Easter is the principal feast of the ecclesiastical year. Leo I (Sermo xlvii in Exodum) calls it the greatest feast (festum festorum), and says that Christmas is celebrated only in preparation for Easter. It is the centre of the greater part of the ecclesiastical year ... continue reading
For most people the easiest practice to consistently fulfill will be the traditional one, to abstain from meat on all Fridays of the year. During Lent abstinence from meat on Fridays is obligatory in the United States as elsewhere. Christ Himself said that His disciples would fast once He had departed (Lk. 5:35). continue reading
Everything answered from when does lent end, ashes, giving something up, stations of the cross and blessed palms. The key to understanding the meaning of Lent is simple: Baptism... continue reading

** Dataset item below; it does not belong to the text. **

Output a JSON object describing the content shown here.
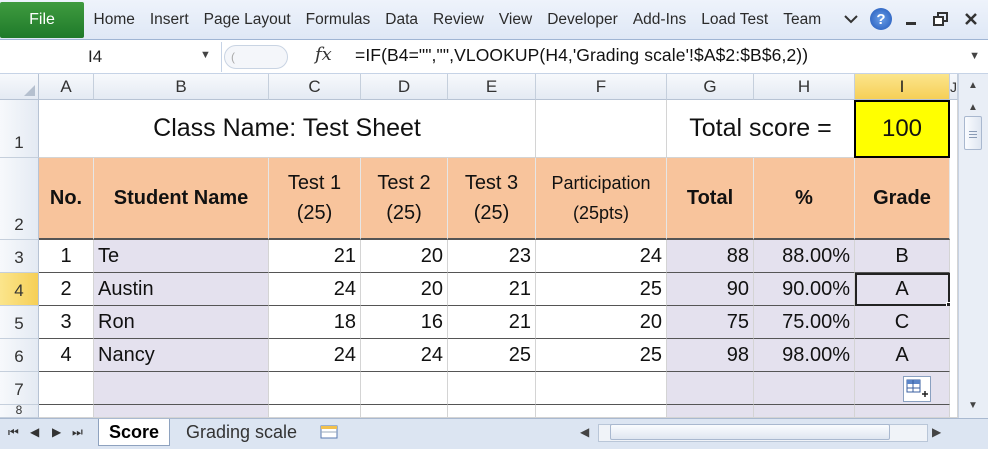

Stations of the Cross refers to the depiction of the final hours (or Passion) of Jesus, and the devotion commemorating the Passion. First Station: Jesus is condemned to death... pray the stations now
What did you give up for Lent?
From the humorous to the bizarre, people have had interesting Lenten experiences. Tell us about what you are going to give up for this Lenten Year.
What others gave up »
Alex Basile - Catholic Online, 4/10/2015
Author Alex Basile reflects of the true meaning of the Resurrection of Christ and how many Christians overlook the real joy of Easter. In the haziness of the first Easter morning, Mary Magdalene made ...Continue Reading
Fr. James Farfaglia - Catholic Online, 4/6/2015
With the resurrection of Jesus, the physical is exalted. When we truly believe in Jesus, we are resurrected in this life because we are freed from the fear and worry that are characteristic of ...Continue Reading
Randy Sly - Catholic Online, 4/6/2015
While Easter is a Solemnity and an Octave Feast, it is also a 50-day journey until Pentecost. We continue to remember his resurrection with special devotion. Saint Augustine shares this ...Continue Reading
F. K. Bartels - Catholic Online, 4/6/2015
There is great cause for belief in the Resurrection. One of the most wonderful tenets of Catholicism and the true Christian religion the Church transmits, is that the Resurrection is a historical ...Continue Reading
On Good Friday, the entire Church fixes her gaze on the Cross at Calvary. Each member of the Church tries to understand at what cost Christ has won our redemption.
In the symbol of the Cross we can see the magnitude of the human tragedy, the ravages of original sin, and the infinite love of God. Learn More
Ash Wednesday marks the beginning of the Season of Lent. It is a season of penance, reflection, and fasting which prepares us for Christ's Resurrection on Easter Sunday, through which we attain redemption.
The ashes are made from the blessed palms used in the Palm Sunday celebration of the previous year. The ashes are christened with Holy Water and are scented by exposure to incense. Learn More
Stations of the Cross refers to the depiction of the final hours (or Passion) of Jesus, and the devotion commemorating the Passion.
ACT OF CONTRITION. O my God, my Redeemer, behold me here at Thy feet. From the bottom of my heart... Pray the Stations
'Christ Himself said that His disciples would fast once He had departed' Lk. 5:35
Abstinence. The law of abstinence requires a Catholic 14 years of age until death to abstain from eating meat on Fridays in honor of the Passion of Jesus on Good Friday. Salt and freshwater species of fish, amphibians, reptiles and shellfish are permitted.
Fasting. The law of fasting requires a Catholic from the 18th Birthday (Canon 97) to the 59th Birthday (i.e. the beginning of the 60th year, a year which will be completed on the 60th birthday) to reduce the amount of food eaten from normal. The Church defines this as one meal a day, and two smaller meals which if added together would not exceed the main meal.
Learn More »